The Barnard-backed Women in Public Service Project held its first institute late last month, a two-week program that brought together forty-nine female students—many of them from the Middle East and North Africa—to discuss and study women’s issues.
The institute was held at Wellesley College and featured panels and simulations on a variety of women’s issues, ranging from “Lessons of the Arab Revolution” to “Combating Gender Stereotypes in Work.” The Women in Public Service Project, which was organized by five women’s colleges and the U.S. Department of State, aims to make the world’s political and civil leadership 50 percent female by 2050.
For Barnard, the initiative is a component of the college’s growing global outreach, which includes annual global symposia that also emphasize women’s leadership. Dean for International Programs Hilary Link said that one of the Women in Public Service Project’s main goals is to “form a global network of women in public service.”

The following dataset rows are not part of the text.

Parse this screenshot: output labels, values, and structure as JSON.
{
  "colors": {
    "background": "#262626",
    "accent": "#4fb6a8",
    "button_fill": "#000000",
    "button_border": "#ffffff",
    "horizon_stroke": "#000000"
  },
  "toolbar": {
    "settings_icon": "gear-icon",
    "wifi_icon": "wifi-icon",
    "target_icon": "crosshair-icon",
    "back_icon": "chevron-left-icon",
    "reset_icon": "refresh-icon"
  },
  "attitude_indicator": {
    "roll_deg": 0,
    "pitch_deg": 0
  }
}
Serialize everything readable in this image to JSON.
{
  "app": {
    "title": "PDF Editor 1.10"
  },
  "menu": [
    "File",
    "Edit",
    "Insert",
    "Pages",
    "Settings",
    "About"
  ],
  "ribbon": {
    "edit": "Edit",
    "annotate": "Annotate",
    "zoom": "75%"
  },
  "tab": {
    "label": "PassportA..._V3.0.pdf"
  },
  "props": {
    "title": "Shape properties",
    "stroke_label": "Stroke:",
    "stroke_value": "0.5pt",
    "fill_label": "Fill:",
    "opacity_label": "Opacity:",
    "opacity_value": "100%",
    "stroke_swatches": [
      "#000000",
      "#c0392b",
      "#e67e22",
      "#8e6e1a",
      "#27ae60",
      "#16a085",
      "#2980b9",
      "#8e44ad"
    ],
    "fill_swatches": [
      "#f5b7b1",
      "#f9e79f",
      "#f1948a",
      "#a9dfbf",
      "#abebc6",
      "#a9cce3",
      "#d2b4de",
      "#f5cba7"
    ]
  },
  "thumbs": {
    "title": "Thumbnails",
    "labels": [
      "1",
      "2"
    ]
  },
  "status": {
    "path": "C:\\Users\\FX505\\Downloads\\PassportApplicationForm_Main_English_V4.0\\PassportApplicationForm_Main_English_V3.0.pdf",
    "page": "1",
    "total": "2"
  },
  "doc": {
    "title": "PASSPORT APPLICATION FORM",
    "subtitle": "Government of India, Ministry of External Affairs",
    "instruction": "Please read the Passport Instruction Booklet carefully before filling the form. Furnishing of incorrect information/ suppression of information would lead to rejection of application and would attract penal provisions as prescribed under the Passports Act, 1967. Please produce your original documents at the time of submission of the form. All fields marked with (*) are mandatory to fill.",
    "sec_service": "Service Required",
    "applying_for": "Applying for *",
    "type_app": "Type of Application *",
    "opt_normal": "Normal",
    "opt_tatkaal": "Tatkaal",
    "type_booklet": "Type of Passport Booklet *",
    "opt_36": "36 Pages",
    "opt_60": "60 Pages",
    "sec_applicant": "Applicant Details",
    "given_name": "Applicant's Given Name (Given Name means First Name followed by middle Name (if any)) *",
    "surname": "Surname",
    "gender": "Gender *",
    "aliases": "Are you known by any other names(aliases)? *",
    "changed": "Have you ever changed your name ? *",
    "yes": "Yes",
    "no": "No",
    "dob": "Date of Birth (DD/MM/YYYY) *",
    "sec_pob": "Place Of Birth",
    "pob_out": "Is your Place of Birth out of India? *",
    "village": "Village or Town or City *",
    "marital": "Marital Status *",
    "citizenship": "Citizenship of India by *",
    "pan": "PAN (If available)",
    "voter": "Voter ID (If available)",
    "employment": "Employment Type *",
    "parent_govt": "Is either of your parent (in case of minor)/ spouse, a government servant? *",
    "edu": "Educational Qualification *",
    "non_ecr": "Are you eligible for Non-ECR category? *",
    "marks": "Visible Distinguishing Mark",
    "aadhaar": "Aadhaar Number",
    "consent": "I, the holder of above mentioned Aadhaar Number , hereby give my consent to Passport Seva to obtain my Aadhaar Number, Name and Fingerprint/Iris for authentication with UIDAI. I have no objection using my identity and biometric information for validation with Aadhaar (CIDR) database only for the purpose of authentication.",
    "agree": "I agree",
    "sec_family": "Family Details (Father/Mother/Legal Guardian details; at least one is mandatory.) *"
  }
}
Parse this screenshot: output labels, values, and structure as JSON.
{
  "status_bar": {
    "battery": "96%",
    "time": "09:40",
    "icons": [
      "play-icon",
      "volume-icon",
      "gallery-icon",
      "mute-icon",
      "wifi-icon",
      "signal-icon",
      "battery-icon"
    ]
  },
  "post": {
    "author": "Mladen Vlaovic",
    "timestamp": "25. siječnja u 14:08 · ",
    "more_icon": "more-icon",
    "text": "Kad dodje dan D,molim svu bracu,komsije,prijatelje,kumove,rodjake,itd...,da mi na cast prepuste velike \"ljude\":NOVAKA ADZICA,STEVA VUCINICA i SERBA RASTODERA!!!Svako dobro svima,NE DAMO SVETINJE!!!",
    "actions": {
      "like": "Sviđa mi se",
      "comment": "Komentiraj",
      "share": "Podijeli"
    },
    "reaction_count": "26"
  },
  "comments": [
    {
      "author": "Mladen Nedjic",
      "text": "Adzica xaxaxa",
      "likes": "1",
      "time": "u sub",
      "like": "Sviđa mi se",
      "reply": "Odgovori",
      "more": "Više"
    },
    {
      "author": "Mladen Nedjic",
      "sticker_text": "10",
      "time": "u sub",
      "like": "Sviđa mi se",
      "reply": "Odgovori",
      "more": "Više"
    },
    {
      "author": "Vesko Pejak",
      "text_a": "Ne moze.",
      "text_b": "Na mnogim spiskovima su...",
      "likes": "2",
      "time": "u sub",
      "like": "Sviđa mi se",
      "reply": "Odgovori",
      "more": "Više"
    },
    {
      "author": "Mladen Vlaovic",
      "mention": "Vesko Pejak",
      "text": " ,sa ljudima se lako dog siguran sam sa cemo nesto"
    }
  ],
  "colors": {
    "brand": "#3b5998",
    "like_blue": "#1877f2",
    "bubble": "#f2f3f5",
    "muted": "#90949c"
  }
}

No Barnard students took part in the institute last month, although 12 attended the project's opening colloquium in Washington, D.C. in December. The institute’s participants created action plans aimed toward increasing women's leadership around the world, which they will work to enact under the guidance of female mentors.
One of those mentors, Kathryn Kolbert—the director of Barnard’s Athena Center for Leadership Studies—spoke at the institute, during a panel called “Women’s Rights as Human Rights.”
Drawing on her years of experience as a domestic violence lawyer, Kolbert acknowledged the challenges associates with stopping domestic violence, telling students to “be resilient, and remember to fight for what we believe in because we’re worth it.”
Another mentor, Nancy Gertner, BC ’67, was a keynote speaker and panelist at the institute as well. Gertner, a former federal judge and a professor at Harvard Law School, called the institute “a version of my college experience at Barnard,” saying it allowed students to talk openly about controversial topics like the Israel-Palestine conflict.
“You get a number of high-achieving, interesting women in a space, a safe environment to share things they never would’ve shared,” she said.
Some of the institute's attendees are already making strides for women through their work. Naheed Ahmadi, 27, is the youngest member of parliament in Afghanistan, and Tunisian activist Siwar Aouadi is fighting corruption while advocating for women’s rights.
The institute was directed by Rangita de Silva de Alwis, the director of international human rights policy at the Wellesley Centers for Women. She said that it’s “getting very hard to let them [the students] go back, but the people of their country need them.”
Future institutes will include a three-week program for South Asian women in Bangladesh this summer, as well as a global health-centric institute, to be held in Paris in October. Although no institutes have been planned for Barnard’s campus yet, its Manhattan location would present unique opportunities for one, Gertner said.
“I look forward to Barnard’s participation, because Barnard and NYC have so much to contribute to this enterprise,” she said.